She was the seventh of nine children in the evangelical household of Lyman Beecher and his first wife, Roxana Foote Beecher. He was a Presbyterian clergyman. Harriet had been the daughter, the sister, the wife, and the mother of preachers. She was influenced by her father's orthodox (Calvinistic) theology that offered a prescribed approach to salvation. A person could earn his or her redemption through good deeds. Her father made the dinner table a religious forum by taking the wrong side of every argument. He felt it trained his children to defend their beliefs, and converted even the dullest chore into an exciting game. At family prayers, she heard her father read the Bible in "an eager tone of admiring delight and expectancy, as if the book had just been handed him out of heaven." These influences find their expression in Uncle Tom's Cabin, in which Stowe gives different arguments from different angles to prove her point. Tom's piety and the way he reads the Bible could very well be modeled on her father.
In 1825, at the age of fourteen, she experienced religious conversion after hearing one of her father's sermons. She attended her first communion service and began attending the Hartford Female Seminary in Hartford, Connecticut, which had been established by her elder sister Catherine. In 1827, at the age of sixteen, the author became a full time teacher at the seminary.
In 1832, at the age of 21, she moved to Cincinnati with her father. He had accepted an invitation to become the president of the Lane Theological Seminary and pastor of the second Presbyterian Church. Harriet worked as a teacher in the Western Female Institute that had also been established by Catherine. Her closest friend there was a young woman named Eliza Tyler who had married Professor Calvin E. Stowe of the Lane Seminary.
Four years later, after Eliza's sudden death, Harriet married Professor Stowe. She became a mother to seven children. She had married into poverty with no dowry.
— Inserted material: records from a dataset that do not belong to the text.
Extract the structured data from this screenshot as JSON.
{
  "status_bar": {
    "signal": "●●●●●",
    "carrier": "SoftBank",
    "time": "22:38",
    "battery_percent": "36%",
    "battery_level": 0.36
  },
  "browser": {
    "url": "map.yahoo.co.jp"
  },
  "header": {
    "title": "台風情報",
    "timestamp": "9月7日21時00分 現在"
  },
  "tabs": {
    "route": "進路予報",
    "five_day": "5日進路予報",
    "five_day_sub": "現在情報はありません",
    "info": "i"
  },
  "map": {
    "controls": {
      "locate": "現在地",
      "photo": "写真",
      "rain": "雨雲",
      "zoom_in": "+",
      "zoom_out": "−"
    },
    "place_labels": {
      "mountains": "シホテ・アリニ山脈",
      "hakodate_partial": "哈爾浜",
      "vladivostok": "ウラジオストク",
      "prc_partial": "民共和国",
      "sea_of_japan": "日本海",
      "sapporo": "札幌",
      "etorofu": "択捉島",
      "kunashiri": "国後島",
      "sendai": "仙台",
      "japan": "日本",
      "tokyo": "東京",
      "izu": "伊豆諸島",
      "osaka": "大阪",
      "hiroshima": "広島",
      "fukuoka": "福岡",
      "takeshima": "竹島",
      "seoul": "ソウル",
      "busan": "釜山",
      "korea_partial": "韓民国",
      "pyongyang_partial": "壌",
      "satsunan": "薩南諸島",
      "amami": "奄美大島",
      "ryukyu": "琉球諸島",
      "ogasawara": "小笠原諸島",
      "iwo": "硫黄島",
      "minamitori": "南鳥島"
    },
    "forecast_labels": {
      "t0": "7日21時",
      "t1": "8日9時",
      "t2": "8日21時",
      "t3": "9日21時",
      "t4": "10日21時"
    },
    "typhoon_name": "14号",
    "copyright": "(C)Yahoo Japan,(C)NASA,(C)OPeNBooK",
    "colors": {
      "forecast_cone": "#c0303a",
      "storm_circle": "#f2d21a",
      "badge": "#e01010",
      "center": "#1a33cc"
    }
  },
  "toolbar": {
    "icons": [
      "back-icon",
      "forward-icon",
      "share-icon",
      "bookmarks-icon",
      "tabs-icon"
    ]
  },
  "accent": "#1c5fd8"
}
Her husband had only a large library of books and a great deal of learning. In the face of constant financial problems, Harriet discovered that her gift for writing eased the situation.
The next sixteen or so years before the publication of Uncle Tom's Cabin, Harriet was kept busy as homemaker, mother to seven, and freelance writer. A collection of Harriet's short stories, titled The Mayflower, was published in 1843.
With the publication of Uncle Tom's Cabin in 1852, Harriet reached the peak of her career. At that time, her age was 41. J.P. Jewett of Boston published the book. It achieved phenomenal success; the first year, 300,000 copies were sold.
That same year, the Stowes moved to Andover, Massachusetts, where Calvin became Professor of Sacred Literature at Andover Theological Seminary. Stowe's "Key to Uncle Tom's Cabin" (1853) was published as a verification of the facts in the novel.
Her other works are:
The Minister's Wooing (1859)
The Pearl of Orr's Island (1862)
House and Home Papers (1865) written under the pseudonym of Christopher Crowfield
Old Town Folks (1869)
The American Woman's House (1869) co-authored with Cathrine Beecher
My Wife and I (1871)
Pink and White Tyranny (1871)
Old Town Fireside Stories (1872)
Palmetto -Leaves, and Women in Sacred History (1873)
We and Our Neighbors (sequel to My Wife and I ) (1875)
Poganuc People (1878)
Our Famous Women (1884).
Her popularity suffered a blow when her article, 'Lady Byron Vindicated' was published in 1870.
In 1875 she was again embroiled in controversy when she supported her brother Henry Ward Beecher, prominent theologian. He was accused of adultery with a member of his congregation. Calvin Stowe died in 1886 at the age of seventy-five. Harriet died ten years later after suffering a stroke.